(Collected data entries)
----------
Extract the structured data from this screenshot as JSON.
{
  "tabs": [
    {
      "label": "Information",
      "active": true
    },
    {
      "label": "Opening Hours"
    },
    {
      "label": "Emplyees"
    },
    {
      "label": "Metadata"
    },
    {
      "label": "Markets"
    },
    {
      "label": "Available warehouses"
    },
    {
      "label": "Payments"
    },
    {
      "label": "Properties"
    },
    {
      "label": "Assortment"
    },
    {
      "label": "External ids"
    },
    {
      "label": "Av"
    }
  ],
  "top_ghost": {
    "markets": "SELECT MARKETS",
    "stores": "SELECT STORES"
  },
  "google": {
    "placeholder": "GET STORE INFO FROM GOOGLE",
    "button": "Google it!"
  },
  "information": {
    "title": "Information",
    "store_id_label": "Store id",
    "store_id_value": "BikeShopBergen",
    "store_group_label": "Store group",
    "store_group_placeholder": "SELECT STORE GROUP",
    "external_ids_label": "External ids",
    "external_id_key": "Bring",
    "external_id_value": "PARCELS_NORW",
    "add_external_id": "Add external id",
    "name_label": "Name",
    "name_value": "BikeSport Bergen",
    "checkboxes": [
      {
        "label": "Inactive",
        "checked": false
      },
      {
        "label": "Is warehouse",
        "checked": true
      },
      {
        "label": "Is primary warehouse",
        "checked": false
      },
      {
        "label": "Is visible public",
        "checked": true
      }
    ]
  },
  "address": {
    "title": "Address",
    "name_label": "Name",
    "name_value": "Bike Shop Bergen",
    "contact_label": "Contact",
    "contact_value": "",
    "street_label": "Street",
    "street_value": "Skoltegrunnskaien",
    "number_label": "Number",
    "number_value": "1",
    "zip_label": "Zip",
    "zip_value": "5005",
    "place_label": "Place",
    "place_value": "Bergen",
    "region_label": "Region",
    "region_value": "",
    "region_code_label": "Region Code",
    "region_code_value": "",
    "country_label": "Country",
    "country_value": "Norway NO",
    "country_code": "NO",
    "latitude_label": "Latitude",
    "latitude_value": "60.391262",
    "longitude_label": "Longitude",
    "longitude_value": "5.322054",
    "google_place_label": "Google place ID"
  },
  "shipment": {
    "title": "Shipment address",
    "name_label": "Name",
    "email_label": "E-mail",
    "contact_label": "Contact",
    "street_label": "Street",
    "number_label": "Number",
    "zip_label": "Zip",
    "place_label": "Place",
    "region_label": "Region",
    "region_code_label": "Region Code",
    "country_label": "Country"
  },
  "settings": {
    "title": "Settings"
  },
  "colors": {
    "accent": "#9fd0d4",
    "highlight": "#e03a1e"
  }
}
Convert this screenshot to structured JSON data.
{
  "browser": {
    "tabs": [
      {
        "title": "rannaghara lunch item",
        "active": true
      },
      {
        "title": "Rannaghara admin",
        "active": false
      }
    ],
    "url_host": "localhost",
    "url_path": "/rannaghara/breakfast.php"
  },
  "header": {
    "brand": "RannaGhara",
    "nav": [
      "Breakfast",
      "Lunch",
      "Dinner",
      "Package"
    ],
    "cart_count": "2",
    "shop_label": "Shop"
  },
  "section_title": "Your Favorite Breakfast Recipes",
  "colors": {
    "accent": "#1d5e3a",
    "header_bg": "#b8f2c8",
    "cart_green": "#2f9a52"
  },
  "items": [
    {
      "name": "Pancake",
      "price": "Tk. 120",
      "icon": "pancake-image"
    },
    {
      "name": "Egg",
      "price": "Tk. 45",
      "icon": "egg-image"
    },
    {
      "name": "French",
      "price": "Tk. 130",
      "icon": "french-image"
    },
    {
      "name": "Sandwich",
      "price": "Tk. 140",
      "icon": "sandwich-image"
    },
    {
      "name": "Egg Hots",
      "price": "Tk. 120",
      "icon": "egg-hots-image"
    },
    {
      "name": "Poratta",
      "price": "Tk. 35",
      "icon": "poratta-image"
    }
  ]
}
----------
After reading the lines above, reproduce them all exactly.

◆ Answer for this exercise
Extract the structured data from this screenshot as JSON.
{
  "tabs": [
    {
      "label": "Information",
      "active": true
    },
    {
      "label": "Opening Hours"
    },
    {
      "label": "Emplyees"
    },
    {
      "label": "Metadata"
    },
    {
      "label": "Markets"
    },
    {
      "label": "Available warehouses"
    },
    {
      "label": "Payments"
    },
    {
      "label": "Properties"
    },
    {
      "label": "Assortment"
    },
    {
      "label": "External ids"
    },
    {
      "label": "Av"
    }
  ],
  "top_ghost": {
    "markets": "SELECT MARKETS",
    "stores": "SELECT STORES"
  },
  "google": {
    "placeholder": "GET STORE INFO FROM GOOGLE",
    "button": "Google it!"
  },
  "information": {
    "title": "Information",
    "store_id_label": "Store id",
    "store_id_value": "BikeShopBergen",
    "store_group_label": "Store group",
    "store_group_placeholder": "SELECT STORE GROUP",
    "external_ids_label": "External ids",
    "external_id_key": "Bring",
    "external_id_value": "PARCELS_NORW",
    "add_external_id": "Add external id",
    "name_label": "Name",
    "name_value": "BikeSport Bergen",
    "checkboxes": [
      {
        "label": "Inactive",
        "checked": false
      },
      {
        "label": "Is warehouse",
        "checked": true
      },
      {
        "label": "Is primary warehouse",
        "checked": false
      },
      {
        "label": "Is visible public",
        "checked": true
      }
    ]
  },
  "address": {
    "title": "Address",
    "name_label": "Name",
    "name_value": "Bike Shop Bergen",
    "contact_label": "Contact",
    "contact_value": "",
    "street_label": "Street",
    "street_value": "Skoltegrunnskaien",
    "number_label": "Number",
    "number_value": "1",
    "zip_label": "Zip",
    "zip_value": "5005",
    "place_label": "Place",
    "place_value": "Bergen",
    "region_label": "Region",
    "region_value": "",
    "region_code_label": "Region Code",
    "region_code_value": "",
    "country_label": "Country",
    "country_value": "Norway NO",
    "country_code": "NO",
    "latitude_label": "Latitude",
    "latitude_value": "60.391262",
    "longitude_label": "Longitude",
    "longitude_value": "5.322054",
    "google_place_label": "Google place ID"
  },
  "shipment": {
    "title": "Shipment address",
    "name_label": "Name",
    "email_label": "E-mail",
    "contact_label": "Contact",
    "street_label": "Street",
    "number_label": "Number",
    "zip_label": "Zip",
    "place_label": "Place",
    "region_label": "Region",
    "region_code_label": "Region Code",
    "country_label": "Country"
  },
  "settings": {
    "title": "Settings"
  },
  "colors": {
    "accent": "#9fd0d4",
    "highlight": "#e03a1e"
  }
}
Convert this screenshot to structured JSON data.
{
  "browser": {
    "tabs": [
      {
        "title": "rannaghara lunch item",
        "active": true
      },
      {
        "title": "Rannaghara admin",
        "active": false
      }
    ],
    "url_host": "localhost",
    "url_path": "/rannaghara/breakfast.php"
  },
  "header": {
    "brand": "RannaGhara",
    "nav": [
      "Breakfast",
      "Lunch",
      "Dinner",
      "Package"
    ],
    "cart_count": "2",
    "shop_label": "Shop"
  },
  "section_title": "Your Favorite Breakfast Recipes",
  "colors": {
    "accent": "#1d5e3a",
    "header_bg": "#b8f2c8",
    "cart_green": "#2f9a52"
  },
  "items": [
    {
      "name": "Pancake",
      "price": "Tk. 120",
      "icon": "pancake-image"
    },
    {
      "name": "Egg",
      "price": "Tk. 45",
      "icon": "egg-image"
    },
    {
      "name": "French",
      "price": "Tk. 130",
      "icon": "french-image"
    },
    {
      "name": "Sandwich",
      "price": "Tk. 140",
      "icon": "sandwich-image"
    },
    {
      "name": "Egg Hots",
      "price": "Tk. 120",
      "icon": "egg-hots-image"
    },
    {
      "name": "Poratta",
      "price": "Tk. 35",
      "icon": "poratta-image"
    }
  ]
}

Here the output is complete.